▶ Items from a data source
"""

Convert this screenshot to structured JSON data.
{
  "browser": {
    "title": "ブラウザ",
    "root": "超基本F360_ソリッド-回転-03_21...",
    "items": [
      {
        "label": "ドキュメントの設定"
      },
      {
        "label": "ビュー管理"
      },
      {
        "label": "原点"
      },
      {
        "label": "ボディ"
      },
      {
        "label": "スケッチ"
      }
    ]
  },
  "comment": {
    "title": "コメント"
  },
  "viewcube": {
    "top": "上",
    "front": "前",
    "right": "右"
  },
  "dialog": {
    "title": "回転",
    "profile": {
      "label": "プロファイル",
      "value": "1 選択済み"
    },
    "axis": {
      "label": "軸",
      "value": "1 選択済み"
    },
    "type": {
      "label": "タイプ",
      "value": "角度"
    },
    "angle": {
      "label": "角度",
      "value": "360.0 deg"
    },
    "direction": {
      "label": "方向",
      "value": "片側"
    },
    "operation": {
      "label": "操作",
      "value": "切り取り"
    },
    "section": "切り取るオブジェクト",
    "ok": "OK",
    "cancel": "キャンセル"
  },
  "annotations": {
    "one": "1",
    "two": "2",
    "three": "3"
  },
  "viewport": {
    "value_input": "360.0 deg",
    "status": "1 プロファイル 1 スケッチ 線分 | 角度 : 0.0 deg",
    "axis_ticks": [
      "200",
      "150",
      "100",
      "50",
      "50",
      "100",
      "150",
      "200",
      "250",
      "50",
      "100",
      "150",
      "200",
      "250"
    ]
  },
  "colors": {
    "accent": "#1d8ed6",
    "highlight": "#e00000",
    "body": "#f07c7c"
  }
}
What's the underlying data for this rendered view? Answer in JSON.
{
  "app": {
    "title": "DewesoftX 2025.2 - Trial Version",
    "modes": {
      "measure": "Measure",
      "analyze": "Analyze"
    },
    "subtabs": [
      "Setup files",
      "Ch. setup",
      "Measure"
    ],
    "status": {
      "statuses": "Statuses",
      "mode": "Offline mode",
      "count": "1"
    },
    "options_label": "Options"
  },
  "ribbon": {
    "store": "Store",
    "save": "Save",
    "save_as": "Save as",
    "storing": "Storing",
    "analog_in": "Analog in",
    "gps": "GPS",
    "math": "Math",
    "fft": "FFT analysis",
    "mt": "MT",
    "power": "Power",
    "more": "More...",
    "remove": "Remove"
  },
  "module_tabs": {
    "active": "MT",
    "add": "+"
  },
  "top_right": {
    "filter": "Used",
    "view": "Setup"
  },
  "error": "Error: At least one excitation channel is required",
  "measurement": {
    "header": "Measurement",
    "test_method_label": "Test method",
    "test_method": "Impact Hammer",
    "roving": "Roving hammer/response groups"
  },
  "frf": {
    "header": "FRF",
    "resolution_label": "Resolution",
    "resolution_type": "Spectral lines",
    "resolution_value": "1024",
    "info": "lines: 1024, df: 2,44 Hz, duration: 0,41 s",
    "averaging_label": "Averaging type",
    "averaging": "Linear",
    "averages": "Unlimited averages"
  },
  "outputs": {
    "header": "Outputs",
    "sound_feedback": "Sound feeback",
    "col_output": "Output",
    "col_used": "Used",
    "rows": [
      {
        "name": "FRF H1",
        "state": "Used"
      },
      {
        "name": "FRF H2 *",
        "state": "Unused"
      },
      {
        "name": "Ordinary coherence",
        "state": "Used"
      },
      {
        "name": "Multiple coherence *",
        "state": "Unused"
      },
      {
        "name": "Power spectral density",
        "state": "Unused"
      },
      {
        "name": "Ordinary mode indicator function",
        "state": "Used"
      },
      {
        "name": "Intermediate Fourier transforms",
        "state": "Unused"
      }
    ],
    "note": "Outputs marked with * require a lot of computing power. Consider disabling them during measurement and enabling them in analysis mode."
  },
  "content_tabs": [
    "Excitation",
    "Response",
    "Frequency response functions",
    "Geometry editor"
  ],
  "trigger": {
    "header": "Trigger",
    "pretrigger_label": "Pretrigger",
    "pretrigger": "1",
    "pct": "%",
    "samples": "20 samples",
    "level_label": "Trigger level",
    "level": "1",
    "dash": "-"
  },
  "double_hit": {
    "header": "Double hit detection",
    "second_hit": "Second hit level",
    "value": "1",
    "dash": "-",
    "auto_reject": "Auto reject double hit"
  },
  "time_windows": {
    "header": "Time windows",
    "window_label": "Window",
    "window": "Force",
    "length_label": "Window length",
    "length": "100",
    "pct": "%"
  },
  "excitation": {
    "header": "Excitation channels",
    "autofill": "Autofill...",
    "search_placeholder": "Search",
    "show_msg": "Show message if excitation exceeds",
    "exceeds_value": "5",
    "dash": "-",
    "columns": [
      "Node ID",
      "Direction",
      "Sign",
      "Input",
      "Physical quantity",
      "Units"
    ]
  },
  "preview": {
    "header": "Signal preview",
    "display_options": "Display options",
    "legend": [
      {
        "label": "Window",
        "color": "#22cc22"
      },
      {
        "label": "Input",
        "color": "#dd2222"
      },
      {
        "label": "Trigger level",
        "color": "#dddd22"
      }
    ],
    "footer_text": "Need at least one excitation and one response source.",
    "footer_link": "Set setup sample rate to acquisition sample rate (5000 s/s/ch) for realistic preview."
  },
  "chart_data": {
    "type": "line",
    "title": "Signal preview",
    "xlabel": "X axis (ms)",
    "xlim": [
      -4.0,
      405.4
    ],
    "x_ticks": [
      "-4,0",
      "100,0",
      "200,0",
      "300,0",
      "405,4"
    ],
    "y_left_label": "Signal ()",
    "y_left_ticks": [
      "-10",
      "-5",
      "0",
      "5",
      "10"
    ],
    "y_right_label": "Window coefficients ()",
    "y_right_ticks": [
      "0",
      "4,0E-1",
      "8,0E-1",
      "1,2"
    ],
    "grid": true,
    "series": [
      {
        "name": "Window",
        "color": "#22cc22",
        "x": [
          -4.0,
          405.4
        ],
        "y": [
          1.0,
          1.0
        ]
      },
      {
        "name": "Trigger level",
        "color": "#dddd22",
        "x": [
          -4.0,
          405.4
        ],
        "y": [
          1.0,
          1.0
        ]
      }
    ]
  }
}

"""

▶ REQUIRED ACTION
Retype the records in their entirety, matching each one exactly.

▶ RESULT FOR THIS TASK
Convert this screenshot to structured JSON data.
{
  "browser": {
    "title": "ブラウザ",
    "root": "超基本F360_ソリッド-回転-03_21...",
    "items": [
      {
        "label": "ドキュメントの設定"
      },
      {
        "label": "ビュー管理"
      },
      {
        "label": "原点"
      },
      {
        "label": "ボディ"
      },
      {
        "label": "スケッチ"
      }
    ]
  },
  "comment": {
    "title": "コメント"
  },
  "viewcube": {
    "top": "上",
    "front": "前",
    "right": "右"
  },
  "dialog": {
    "title": "回転",
    "profile": {
      "label": "プロファイル",
      "value": "1 選択済み"
    },
    "axis": {
      "label": "軸",
      "value": "1 選択済み"
    },
    "type": {
      "label": "タイプ",
      "value": "角度"
    },
    "angle": {
      "label": "角度",
      "value": "360.0 deg"
    },
    "direction": {
      "label": "方向",
      "value": "片側"
    },
    "operation": {
      "label": "操作",
      "value": "切り取り"
    },
    "section": "切り取るオブジェクト",
    "ok": "OK",
    "cancel": "キャンセル"
  },
  "annotations": {
    "one": "1",
    "two": "2",
    "three": "3"
  },
  "viewport": {
    "value_input": "360.0 deg",
    "status": "1 プロファイル 1 スケッチ 線分 | 角度 : 0.0 deg",
    "axis_ticks": [
      "200",
      "150",
      "100",
      "50",
      "50",
      "100",
      "150",
      "200",
      "250",
      "50",
      "100",
      "150",
      "200",
      "250"
    ]
  },
  "colors": {
    "accent": "#1d8ed6",
    "highlight": "#e00000",
    "body": "#f07c7c"
  }
}
What's the underlying data for this rendered view? Answer in JSON.
{
  "app": {
    "title": "DewesoftX 2025.2 - Trial Version",
    "modes": {
      "measure": "Measure",
      "analyze": "Analyze"
    },
    "subtabs": [
      "Setup files",
      "Ch. setup",
      "Measure"
    ],
    "status": {
      "statuses": "Statuses",
      "mode": "Offline mode",
      "count": "1"
    },
    "options_label": "Options"
  },
  "ribbon": {
    "store": "Store",
    "save": "Save",
    "save_as": "Save as",
    "storing": "Storing",
    "analog_in": "Analog in",
    "gps": "GPS",
    "math": "Math",
    "fft": "FFT analysis",
    "mt": "MT",
    "power": "Power",
    "more": "More...",
    "remove": "Remove"
  },
  "module_tabs": {
    "active": "MT",
    "add": "+"
  },
  "top_right": {
    "filter": "Used",
    "view": "Setup"
  },
  "error": "Error: At least one excitation channel is required",
  "measurement": {
    "header": "Measurement",
    "test_method_label": "Test method",
    "test_method": "Impact Hammer",
    "roving": "Roving hammer/response groups"
  },
  "frf": {
    "header": "FRF",
    "resolution_label": "Resolution",
    "resolution_type": "Spectral lines",
    "resolution_value": "1024",
    "info": "lines: 1024, df: 2,44 Hz, duration: 0,41 s",
    "averaging_label": "Averaging type",
    "averaging": "Linear",
    "averages": "Unlimited averages"
  },
  "outputs": {
    "header": "Outputs",
    "sound_feedback": "Sound feeback",
    "col_output": "Output",
    "col_used": "Used",
    "rows": [
      {
        "name": "FRF H1",
        "state": "Used"
      },
      {
        "name": "FRF H2 *",
        "state": "Unused"
      },
      {
        "name": "Ordinary coherence",
        "state": "Used"
      },
      {
        "name": "Multiple coherence *",
        "state": "Unused"
      },
      {
        "name": "Power spectral density",
        "state": "Unused"
      },
      {
        "name": "Ordinary mode indicator function",
        "state": "Used"
      },
      {
        "name": "Intermediate Fourier transforms",
        "state": "Unused"
      }
    ],
    "note": "Outputs marked with * require a lot of computing power. Consider disabling them during measurement and enabling them in analysis mode."
  },
  "content_tabs": [
    "Excitation",
    "Response",
    "Frequency response functions",
    "Geometry editor"
  ],
  "trigger": {
    "header": "Trigger",
    "pretrigger_label": "Pretrigger",
    "pretrigger": "1",
    "pct": "%",
    "samples": "20 samples",
    "level_label": "Trigger level",
    "level": "1",
    "dash": "-"
  },
  "double_hit": {
    "header": "Double hit detection",
    "second_hit": "Second hit level",
    "value": "1",
    "dash": "-",
    "auto_reject": "Auto reject double hit"
  },
  "time_windows": {
    "header": "Time windows",
    "window_label": "Window",
    "window": "Force",
    "length_label": "Window length",
    "length": "100",
    "pct": "%"
  },
  "excitation": {
    "header": "Excitation channels",
    "autofill": "Autofill...",
    "search_placeholder": "Search",
    "show_msg": "Show message if excitation exceeds",
    "exceeds_value": "5",
    "dash": "-",
    "columns": [
      "Node ID",
      "Direction",
      "Sign",
      "Input",
      "Physical quantity",
      "Units"
    ]
  },
  "preview": {
    "header": "Signal preview",
    "display_options": "Display options",
    "legend": [
      {
        "label": "Window",
        "color": "#22cc22"
      },
      {
        "label": "Input",
        "color": "#dd2222"
      },
      {
        "label": "Trigger level",
        "color": "#dddd22"
      }
    ],
    "footer_text": "Need at least one excitation and one response source.",
    "footer_link": "Set setup sample rate to acquisition sample rate (5000 s/s/ch) for realistic preview."
  },
  "chart_data": {
    "type": "line",
    "title": "Signal preview",
    "xlabel": "X axis (ms)",
    "xlim": [
      -4.0,
      405.4
    ],
    "x_ticks": [
      "-4,0",
      "100,0",
      "200,0",
      "300,0",
      "405,4"
    ],
    "y_left_label": "Signal ()",
    "y_left_ticks": [
      "-10",
      "-5",
      "0",
      "5",
      "10"
    ],
    "y_right_label": "Window coefficients ()",
    "y_right_ticks": [
      "0",
      "4,0E-1",
      "8,0E-1",
      "1,2"
    ],
    "grid": true,
    "series": [
      {
        "name": "Window",
        "color": "#22cc22",
        "x": [
          -4.0,
          405.4
        ],
        "y": [
          1.0,
          1.0
        ]
      },
      {
        "name": "Trigger level",
        "color": "#dddd22",
        "x": [
          -4.0,
          405.4
        ],
        "y": [
          1.0,
          1.0
        ]
      }
    ]
  }
}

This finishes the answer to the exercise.